Scientists Review Peer Review


You and your colleagues at AIBS did an absolutely first rate job in running this review.

— Tinnitus Review, 2011

The review panel was thorough, fair and comprehensive.

— Tinnitus Review, 2011

It was remarkable and very different from traditional NIH study sections.

— CDC Reviewer, 2011

You did a great job putting together a wonderful panel: knowledgeable and passionate with their work, ready to go an extra mile to help new investigators in Africa.

— CDC Reviewer, 2011

We always benefit from critical review of works in our field-it makes us better writers - it points out where confusion and inconsistencies make scientific writing hard to understand or follow. It is always a good thing to critically review others' work!

— Raptor Biologist, 2011

With face-to-face reviews, I meet other scientists with interests and knowledge different than my own, which provides me a resource for my own work.

— Cell Biology NYStem reviewer 2010

I enjoy the discussion and learn from the expertise of other scientists.
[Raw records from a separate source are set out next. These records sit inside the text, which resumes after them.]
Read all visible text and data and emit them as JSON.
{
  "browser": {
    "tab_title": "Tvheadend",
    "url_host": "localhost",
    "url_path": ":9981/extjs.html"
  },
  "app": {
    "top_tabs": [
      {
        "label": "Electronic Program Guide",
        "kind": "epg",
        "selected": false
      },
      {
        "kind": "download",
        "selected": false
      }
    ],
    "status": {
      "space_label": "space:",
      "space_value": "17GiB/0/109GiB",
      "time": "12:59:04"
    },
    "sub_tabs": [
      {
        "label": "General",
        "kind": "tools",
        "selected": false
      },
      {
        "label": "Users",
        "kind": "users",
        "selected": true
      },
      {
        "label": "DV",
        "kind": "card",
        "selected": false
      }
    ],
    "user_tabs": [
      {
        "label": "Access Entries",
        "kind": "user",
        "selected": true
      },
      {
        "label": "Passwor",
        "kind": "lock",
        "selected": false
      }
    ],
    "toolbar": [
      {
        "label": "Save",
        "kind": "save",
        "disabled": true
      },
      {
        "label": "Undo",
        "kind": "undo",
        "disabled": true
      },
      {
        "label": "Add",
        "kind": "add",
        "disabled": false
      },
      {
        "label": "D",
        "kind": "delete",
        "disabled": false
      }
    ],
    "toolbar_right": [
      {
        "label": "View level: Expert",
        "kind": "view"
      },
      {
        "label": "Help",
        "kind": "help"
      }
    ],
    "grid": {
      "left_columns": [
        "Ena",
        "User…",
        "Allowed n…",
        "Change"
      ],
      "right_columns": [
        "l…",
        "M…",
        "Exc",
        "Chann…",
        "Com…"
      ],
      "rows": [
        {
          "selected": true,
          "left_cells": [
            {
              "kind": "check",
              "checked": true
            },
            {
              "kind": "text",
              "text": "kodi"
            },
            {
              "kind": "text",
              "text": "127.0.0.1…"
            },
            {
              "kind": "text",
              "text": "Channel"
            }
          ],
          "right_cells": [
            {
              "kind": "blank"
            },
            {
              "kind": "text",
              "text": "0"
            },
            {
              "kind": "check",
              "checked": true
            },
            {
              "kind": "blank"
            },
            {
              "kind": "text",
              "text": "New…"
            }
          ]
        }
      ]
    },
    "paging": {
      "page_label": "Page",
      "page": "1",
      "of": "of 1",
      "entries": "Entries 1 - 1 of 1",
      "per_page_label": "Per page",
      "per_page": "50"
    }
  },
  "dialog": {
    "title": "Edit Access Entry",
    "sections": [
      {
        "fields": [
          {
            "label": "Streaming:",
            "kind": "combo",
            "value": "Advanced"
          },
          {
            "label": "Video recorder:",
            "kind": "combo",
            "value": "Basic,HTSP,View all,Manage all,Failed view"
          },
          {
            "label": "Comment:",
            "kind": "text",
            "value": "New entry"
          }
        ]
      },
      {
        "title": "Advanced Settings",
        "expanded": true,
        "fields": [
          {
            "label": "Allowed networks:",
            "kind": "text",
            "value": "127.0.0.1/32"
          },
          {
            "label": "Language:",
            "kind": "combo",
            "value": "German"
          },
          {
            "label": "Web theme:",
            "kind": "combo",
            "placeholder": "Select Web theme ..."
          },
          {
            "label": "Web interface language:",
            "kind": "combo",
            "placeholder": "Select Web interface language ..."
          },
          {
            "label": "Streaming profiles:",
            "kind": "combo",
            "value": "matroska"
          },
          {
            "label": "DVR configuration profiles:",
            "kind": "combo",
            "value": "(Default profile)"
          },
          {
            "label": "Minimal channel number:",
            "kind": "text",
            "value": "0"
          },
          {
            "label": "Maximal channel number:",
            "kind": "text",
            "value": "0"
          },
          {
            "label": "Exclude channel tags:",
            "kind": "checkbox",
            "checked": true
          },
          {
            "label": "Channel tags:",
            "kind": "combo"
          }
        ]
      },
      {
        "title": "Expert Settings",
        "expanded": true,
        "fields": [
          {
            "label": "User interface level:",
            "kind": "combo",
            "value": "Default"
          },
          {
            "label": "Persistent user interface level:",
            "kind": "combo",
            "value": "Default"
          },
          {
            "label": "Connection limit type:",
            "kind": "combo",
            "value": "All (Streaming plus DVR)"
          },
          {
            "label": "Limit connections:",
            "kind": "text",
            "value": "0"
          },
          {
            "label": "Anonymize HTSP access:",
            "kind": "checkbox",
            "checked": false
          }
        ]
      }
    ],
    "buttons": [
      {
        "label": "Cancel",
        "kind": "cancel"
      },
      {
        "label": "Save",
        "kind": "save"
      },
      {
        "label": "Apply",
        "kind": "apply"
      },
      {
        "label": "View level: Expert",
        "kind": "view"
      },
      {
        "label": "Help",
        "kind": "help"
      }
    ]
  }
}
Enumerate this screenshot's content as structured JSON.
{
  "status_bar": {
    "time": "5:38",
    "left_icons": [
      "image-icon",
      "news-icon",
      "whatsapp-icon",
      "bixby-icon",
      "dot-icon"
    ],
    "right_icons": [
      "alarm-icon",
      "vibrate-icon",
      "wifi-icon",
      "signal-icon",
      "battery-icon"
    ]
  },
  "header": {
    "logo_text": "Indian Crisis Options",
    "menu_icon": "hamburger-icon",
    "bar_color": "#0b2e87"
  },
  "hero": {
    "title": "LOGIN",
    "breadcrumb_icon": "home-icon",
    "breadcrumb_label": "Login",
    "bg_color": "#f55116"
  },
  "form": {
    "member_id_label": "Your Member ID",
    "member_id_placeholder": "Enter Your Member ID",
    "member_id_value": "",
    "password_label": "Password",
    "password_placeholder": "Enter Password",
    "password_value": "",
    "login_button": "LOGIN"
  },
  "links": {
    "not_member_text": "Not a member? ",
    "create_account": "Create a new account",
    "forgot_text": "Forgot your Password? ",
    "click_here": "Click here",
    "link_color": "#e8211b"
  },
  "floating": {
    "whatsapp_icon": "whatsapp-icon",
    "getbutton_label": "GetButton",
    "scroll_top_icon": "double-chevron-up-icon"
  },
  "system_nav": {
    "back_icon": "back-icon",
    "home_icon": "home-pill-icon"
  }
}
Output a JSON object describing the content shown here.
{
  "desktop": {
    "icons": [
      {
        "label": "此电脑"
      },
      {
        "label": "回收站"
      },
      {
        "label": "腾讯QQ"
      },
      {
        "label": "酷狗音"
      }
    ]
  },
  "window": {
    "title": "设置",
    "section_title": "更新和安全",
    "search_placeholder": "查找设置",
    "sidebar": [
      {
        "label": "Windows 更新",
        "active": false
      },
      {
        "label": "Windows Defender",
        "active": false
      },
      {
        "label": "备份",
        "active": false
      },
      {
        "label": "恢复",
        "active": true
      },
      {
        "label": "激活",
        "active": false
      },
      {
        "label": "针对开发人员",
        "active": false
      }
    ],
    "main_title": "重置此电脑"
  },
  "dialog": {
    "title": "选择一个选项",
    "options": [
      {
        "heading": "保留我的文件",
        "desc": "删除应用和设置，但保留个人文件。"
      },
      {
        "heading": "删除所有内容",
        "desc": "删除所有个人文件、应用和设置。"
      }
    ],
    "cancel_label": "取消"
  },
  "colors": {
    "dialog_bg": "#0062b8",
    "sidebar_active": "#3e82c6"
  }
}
I also benefit by preparing better grants.

— Hematologist/Oncologist, NYStem reviewer 2010